--- SOURCE RECORDS ---
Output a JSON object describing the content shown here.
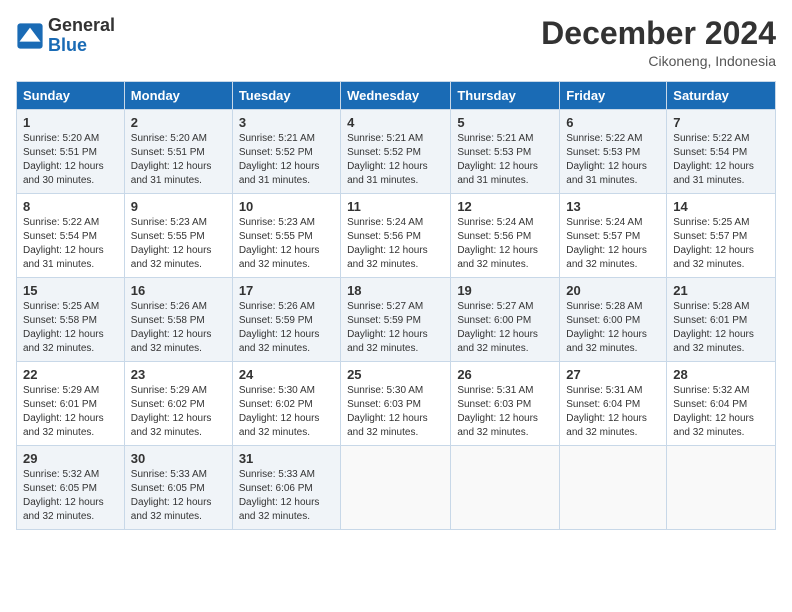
{
  "logo": {
    "general": "General",
    "blue": "Blue"
  },
  "header": {
    "month": "December 2024",
    "location": "Cikoneng, Indonesia"
  },
  "weekdays": [
    "Sunday",
    "Monday",
    "Tuesday",
    "Wednesday",
    "Thursday",
    "Friday",
    "Saturday"
  ],
  "weeks": [
    [
      {
        "day": 1,
        "sunrise": "5:20 AM",
        "sunset": "5:51 PM",
        "daylight": "12 hours and 30 minutes."
      },
      {
        "day": 2,
        "sunrise": "5:20 AM",
        "sunset": "5:51 PM",
        "daylight": "12 hours and 31 minutes."
      },
      {
        "day": 3,
        "sunrise": "5:21 AM",
        "sunset": "5:52 PM",
        "daylight": "12 hours and 31 minutes."
      },
      {
        "day": 4,
        "sunrise": "5:21 AM",
        "sunset": "5:52 PM",
        "daylight": "12 hours and 31 minutes."
      },
      {
        "day": 5,
        "sunrise": "5:21 AM",
        "sunset": "5:53 PM",
        "daylight": "12 hours and 31 minutes."
      },
      {
        "day": 6,
        "sunrise": "5:22 AM",
        "sunset": "5:53 PM",
        "daylight": "12 hours and 31 minutes."
      },
      {
        "day": 7,
        "sunrise": "5:22 AM",
        "sunset": "5:54 PM",
        "daylight": "12 hours and 31 minutes."
      }
    ],
    [
      {
        "day": 8,
        "sunrise": "5:22 AM",
        "sunset": "5:54 PM",
        "daylight": "12 hours and 31 minutes."
      },
      {
        "day": 9,
        "sunrise": "5:23 AM",
        "sunset": "5:55 PM",
        "daylight": "12 hours and 32 minutes."
      },
      {
        "day": 10,
        "sunrise": "5:23 AM",
        "sunset": "5:55 PM",
        "daylight": "12 hours and 32 minutes."
      },
      {
        "day": 11,
        "sunrise": "5:24 AM",
        "sunset": "5:56 PM",
        "daylight": "12 hours and 32 minutes."
      },
      {
        "day": 12,
        "sunrise": "5:24 AM",
        "sunset": "5:56 PM",
        "daylight": "12 hours and 32 minutes."
      },
      {
        "day": 13,
        "sunrise": "5:24 AM",
        "sunset": "5:57 PM",
        "daylight": "12 hours and 32 minutes."
      },
      {
        "day": 14,
        "sunrise": "5:25 AM",
        "sunset": "5:57 PM",
        "daylight": "12 hours and 32 minutes."
      }
    ],
    [
      {
        "day": 15,
        "sunrise": "5:25 AM",
        "sunset": "5:58 PM",
        "daylight": "12 hours and 32 minutes."
      },
      {
        "day": 16,
        "sunrise": "5:26 AM",
        "sunset": "5:58 PM",
        "daylight": "12 hours and 32 minutes."
      },
      {
        "day": 17,
        "sunrise": "5:26 AM",
        "sunset": "5:59 PM",
        "daylight": "12 hours and 32 minutes."
      },
      {
        "day": 18,
        "sunrise": "5:27 AM",
        "sunset": "5:59 PM",
        "daylight": "12 hours and 32 minutes."
      },
      {
        "day": 19,
        "sunrise": "5:27 AM",
        "sunset": "6:00 PM",
        "daylight": "12 hours and 32 minutes."
      },
      {
        "day": 20,
        "sunrise": "5:28 AM",
        "sunset": "6:00 PM",
        "daylight": "12 hours and 32 minutes."
      },
      {
        "day": 21,
        "sunrise": "5:28 AM",
        "sunset": "6:01 PM",
        "daylight": "12 hours and 32 minutes."
      }
    ],
    [
      {
        "day": 22,
        "sunrise": "5:29 AM",
        "sunset": "6:01 PM",
        "daylight": "12 hours and 32 minutes."
      },
      {
        "day": 23,
        "sunrise": "5:29 AM",
        "sunset": "6:02 PM",
        "daylight": "12 hours and 32 minutes."
      },
      {
        "day": 24,
        "sunrise": "5:30 AM",
        "sunset": "6:02 PM",
        "daylight": "12 hours and 32 minutes."
      },
      {
        "day": 25,
        "sunrise": "5:30 AM",
        "sunset": "6:03 PM",
        "daylight": "12 hours and 32 minutes."
      },
      {
        "day": 26,
        "sunrise": "5:31 AM",
        "sunset": "6:03 PM",
        "daylight": "12 hours and 32 minutes."
      },
      {
        "day": 27,
        "sunrise": "5:31 AM",
        "sunset": "6:04 PM",
        "daylight": "12 hours and 32 minutes."
      },
      {
        "day": 28,
        "sunrise": "5:32 AM",
        "sunset": "6:04 PM",
        "daylight": "12 hours and 32 minutes."
      }
    ],
    [
      {
        "day": 29,
        "sunrise": "5:32 AM",
        "sunset": "6:05 PM",
        "daylight": "12 hours and 32 minutes."
      },
      {
        "day": 30,
        "sunrise": "5:33 AM",
        "sunset": "6:05 PM",
        "daylight": "12 hours and 32 minutes."
      },
      {
        "day": 31,
        "sunrise": "5:33 AM",
        "sunset": "6:06 PM",
        "daylight": "12 hours and 32 minutes."
      },
      null,
      null,
      null,
      null
    ]
  ]
}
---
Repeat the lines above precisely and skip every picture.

RESPONSE:
Output a JSON object describing the content shown here.
{
  "logo": {
    "general": "General",
    "blue": "Blue"
  },
  "header": {
    "month": "December 2024",
    "location": "Cikoneng, Indonesia"
  },
  "weekdays": [
    "Sunday",
    "Monday",
    "Tuesday",
    "Wednesday",
    "Thursday",
    "Friday",
    "Saturday"
  ],
  "weeks": [
    [
      {
        "day": 1,
        "sunrise": "5:20 AM",
        "sunset": "5:51 PM",
        "daylight": "12 hours and 30 minutes."
      },
      {
        "day": 2,
        "sunrise": "5:20 AM",
        "sunset": "5:51 PM",
        "daylight": "12 hours and 31 minutes."
      },
      {
        "day": 3,
        "sunrise": "5:21 AM",
        "sunset": "5:52 PM",
        "daylight": "12 hours and 31 minutes."
      },
      {
        "day": 4,
        "sunrise": "5:21 AM",
        "sunset": "5:52 PM",
        "daylight": "12 hours and 31 minutes."
      },
      {
        "day": 5,
        "sunrise": "5:21 AM",
        "sunset": "5:53 PM",
        "daylight": "12 hours and 31 minutes."
      },
      {
        "day": 6,
        "sunrise": "5:22 AM",
        "sunset": "5:53 PM",
        "daylight": "12 hours and 31 minutes."
      },
      {
        "day": 7,
        "sunrise": "5:22 AM",
        "sunset": "5:54 PM",
        "daylight": "12 hours and 31 minutes."
      }
    ],
    [
      {
        "day": 8,
        "sunrise": "5:22 AM",
        "sunset": "5:54 PM",
        "daylight": "12 hours and 31 minutes."
      },
      {
        "day": 9,
        "sunrise": "5:23 AM",
        "sunset": "5:55 PM",
        "daylight": "12 hours and 32 minutes."
      },
      {
        "day": 10,
        "sunrise": "5:23 AM",
        "sunset": "5:55 PM",
        "daylight": "12 hours and 32 minutes."
      },
      {
        "day": 11,
        "sunrise": "5:24 AM",
        "sunset": "5:56 PM",
        "daylight": "12 hours and 32 minutes."
      },
      {
        "day": 12,
        "sunrise": "5:24 AM",
        "sunset": "5:56 PM",
        "daylight": "12 hours and 32 minutes."
      },
      {
        "day": 13,
        "sunrise": "5:24 AM",
        "sunset": "5:57 PM",
        "daylight": "12 hours and 32 minutes."
      },
      {
        "day": 14,
        "sunrise": "5:25 AM",
        "sunset": "5:57 PM",
        "daylight": "12 hours and 32 minutes."
      }
    ],
    [
      {
        "day": 15,
        "sunrise": "5:25 AM",
        "sunset": "5:58 PM",
        "daylight": "12 hours and 32 minutes."
      },
      {
        "day": 16,
        "sunrise": "5:26 AM",
        "sunset": "5:58 PM",
        "daylight": "12 hours and 32 minutes."
      },
      {
        "day": 17,
        "sunrise": "5:26 AM",
        "sunset": "5:59 PM",
        "daylight": "12 hours and 32 minutes."
      },
      {
        "day": 18,
        "sunrise": "5:27 AM",
        "sunset": "5:59 PM",
        "daylight": "12 hours and 32 minutes."
      },
      {
        "day": 19,
        "sunrise": "5:27 AM",
        "sunset": "6:00 PM",
        "daylight": "12 hours and 32 minutes."
      },
      {
        "day": 20,
        "sunrise": "5:28 AM",
        "sunset": "6:00 PM",
        "daylight": "12 hours and 32 minutes."
      },
      {
        "day": 21,
        "sunrise": "5:28 AM",
        "sunset": "6:01 PM",
        "daylight": "12 hours and 32 minutes."
      }
    ],
    [
      {
        "day": 22,
        "sunrise": "5:29 AM",
        "sunset": "6:01 PM",
        "daylight": "12 hours and 32 minutes."
      },
      {
        "day": 23,
        "sunrise": "5:29 AM",
        "sunset": "6:02 PM",
        "daylight": "12 hours and 32 minutes."
      },
      {
        "day": 24,
        "sunrise": "5:30 AM",
        "sunset": "6:02 PM",
        "daylight": "12 hours and 32 minutes."
      },
      {
        "day": 25,
        "sunrise": "5:30 AM",
        "sunset": "6:03 PM",
        "daylight": "12 hours and 32 minutes."
      },
      {
        "day": 26,
        "sunrise": "5:31 AM",
        "sunset": "6:03 PM",
        "daylight": "12 hours and 32 minutes."
      },
      {
        "day": 27,
        "sunrise": "5:31 AM",
        "sunset": "6:04 PM",
        "daylight": "12 hours and 32 minutes."
      },
      {
        "day": 28,
        "sunrise": "5:32 AM",
        "sunset": "6:04 PM",
        "daylight": "12 hours and 32 minutes."
      }
    ],
    [
      {
        "day": 29,
        "sunrise": "5:32 AM",
        "sunset": "6:05 PM",
        "daylight": "12 hours and 32 minutes."
      },
      {
        "day": 30,
        "sunrise": "5:33 AM",
        "sunset": "6:05 PM",
        "daylight": "12 hours and 32 minutes."
      },
      {
        "day": 31,
        "sunrise": "5:33 AM",
        "sunset": "6:06 PM",
        "daylight": "12 hours and 32 minutes."
      },
      null,
      null,
      null,
      null
    ]
  ]
}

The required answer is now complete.